When you step on a trail at DuPont State Forest, you can usually tell pretty quickly if it was designed and built for mountain biking. Some tell-tale signs are banked curves and bumps, rails for tricks, and a smooth, hard-packed surface. Such is the case with Ridgeline Trail. DuPont State Forest is a haven for mountain bikers from all over the Southeastern United States,...

Learn More

Appalachian Trail to Mt. Kephart and The Jumpoff – A Photo Essay

The Appalachian Trail splits the states of North Carolina and Tennessee through most of the breadth of Great Smoky Mountains National Park. Hugging the state line as it traverses the rugged and remote ridges, the AT is a favorite destination for day hikers and thru hikers alike. There is a three and a half mile stretch from Newfound Gap to the summit of Mt. Kephart, and...

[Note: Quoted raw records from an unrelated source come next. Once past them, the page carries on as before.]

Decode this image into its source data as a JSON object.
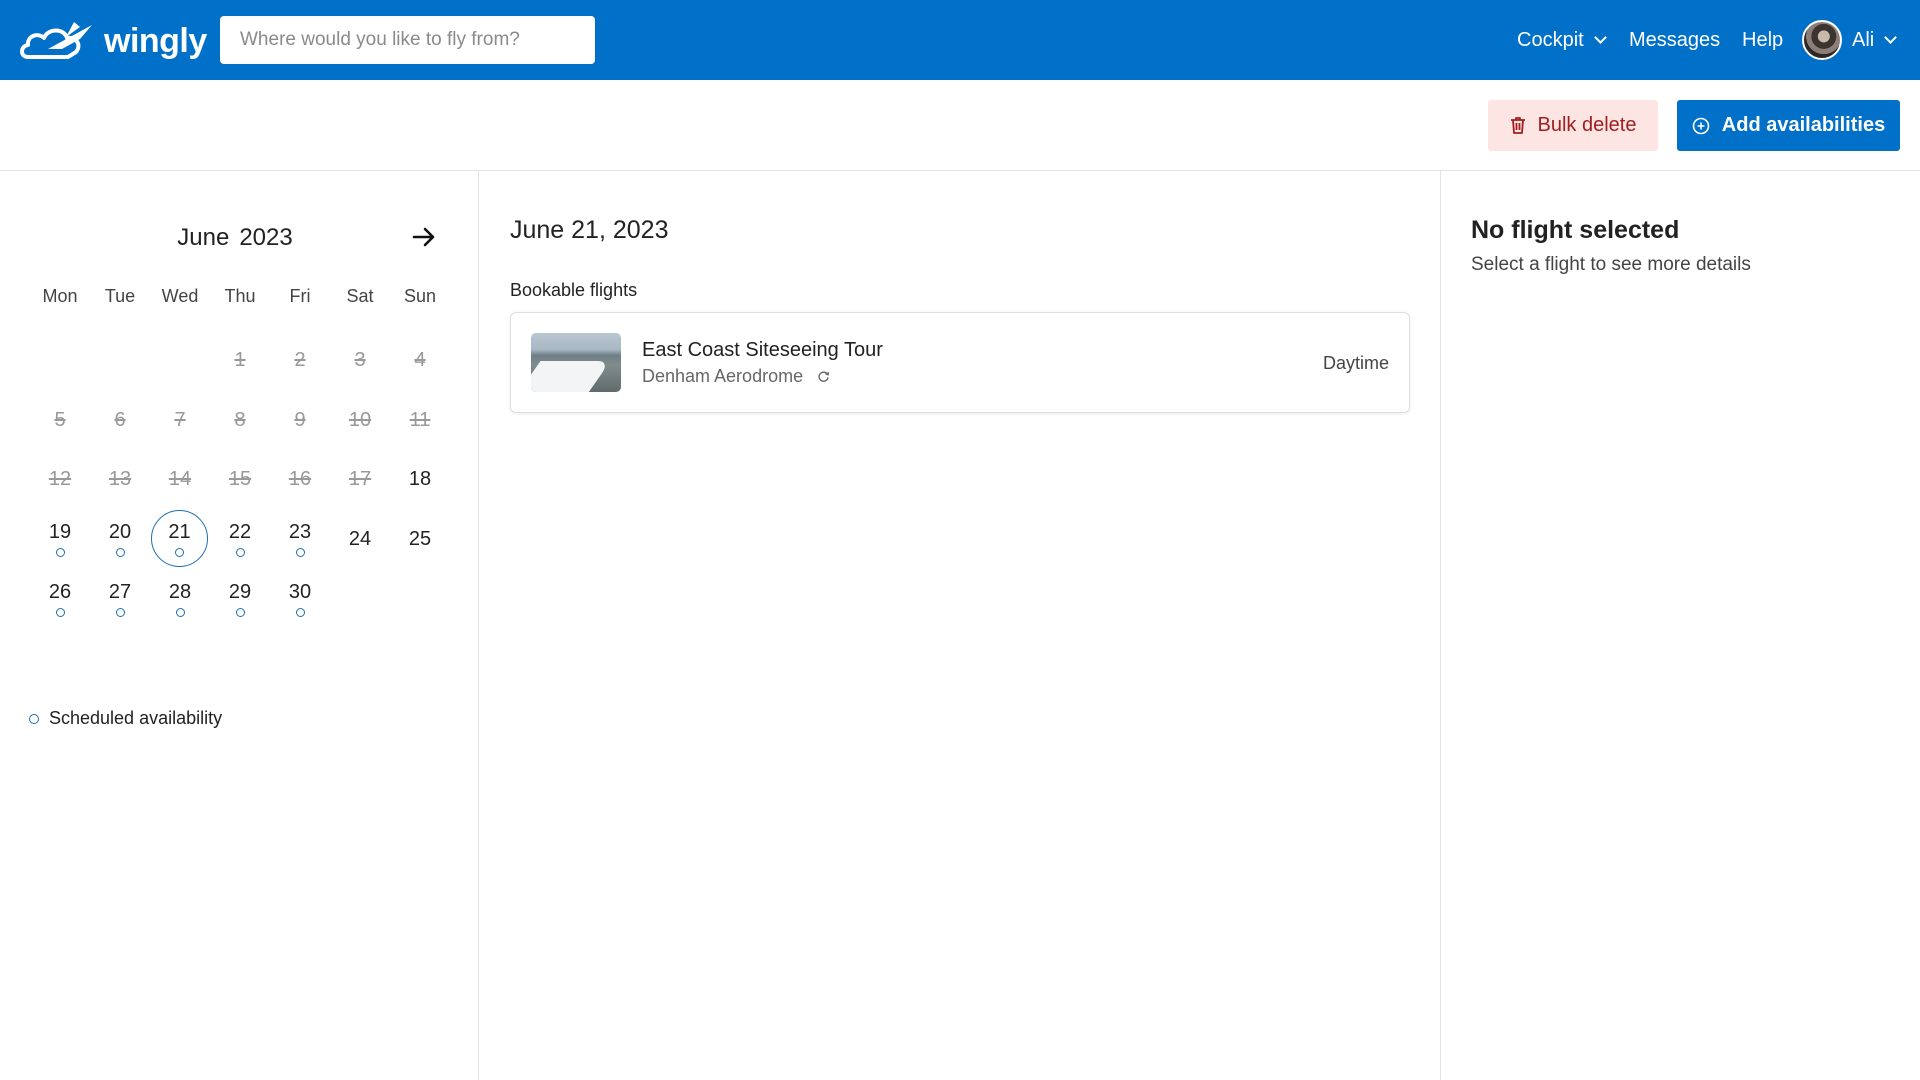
{
  "header": {
    "logo_text": "wingly",
    "search_placeholder": "Where would you like to fly from?",
    "nav": {
      "cockpit": "Cockpit",
      "messages": "Messages",
      "help": "Help",
      "user": "Ali"
    }
  },
  "toolbar": {
    "bulk_delete": "Bulk delete",
    "add_availabilities": "Add availabilities"
  },
  "calendar": {
    "month": "June",
    "year": "2023",
    "weekdays": [
      "Mon",
      "Tue",
      "Wed",
      "Thu",
      "Fri",
      "Sat",
      "Sun"
    ],
    "first_weekday_index": 3,
    "days_in_month": 30,
    "past_days_through": 17,
    "selected_day": 21,
    "availability_days": [
      19,
      20,
      21,
      22,
      23,
      26,
      27,
      28,
      29,
      30
    ],
    "legend": "Scheduled availability"
  },
  "main": {
    "date": "June 21, 2023",
    "section_title": "Bookable flights",
    "flights": [
      {
        "name": "East Coast Siteseeing Tour",
        "location": "Denham Aerodrome",
        "time": "Daytime",
        "recurring_icon": "refresh-icon"
      }
    ]
  },
  "details": {
    "title": "No flight selected",
    "subtitle": "Select a flight to see more details"
  },
  "colors": {
    "brand": "#0070c9",
    "danger_bg": "#fde5e4",
    "danger_text": "#a11f1f",
    "availability_dot": "#1f6fb0"
  }
}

Learn More

Thomas Divide Trail to Nettle Creek Bald, Great Smoky Mountains National Park

Thomas Divide is one of those ridge hikes that splits the heart of the Great Smoky Mountains Range. It is also one of the longer trails in the national park at near 14 miles, but you can do as much or as little as you wish for a day hike. The trail passes through a rich forest of Eastern hemlock, beech, birch and multiple varieties of maple. The crest also enjoys the...

Learn More

Walking the Pisgah Ridge on the Blue Ridge Parkway – A Photo Essay

Walking the Blue Ridge Parkway in winter is a great way to get a slow-motion view of the wonderful vistas that whiz by at 45 mph in your car. The Parkway is closed so you don’t have to worry about traffic. The only concern really is perhaps slipping on snow or ice. This latest in the Photo Essay series looks at a 4-mile stretch of the BRP between mileposts 412 and...

Learn More
Page 1 of 9123Last »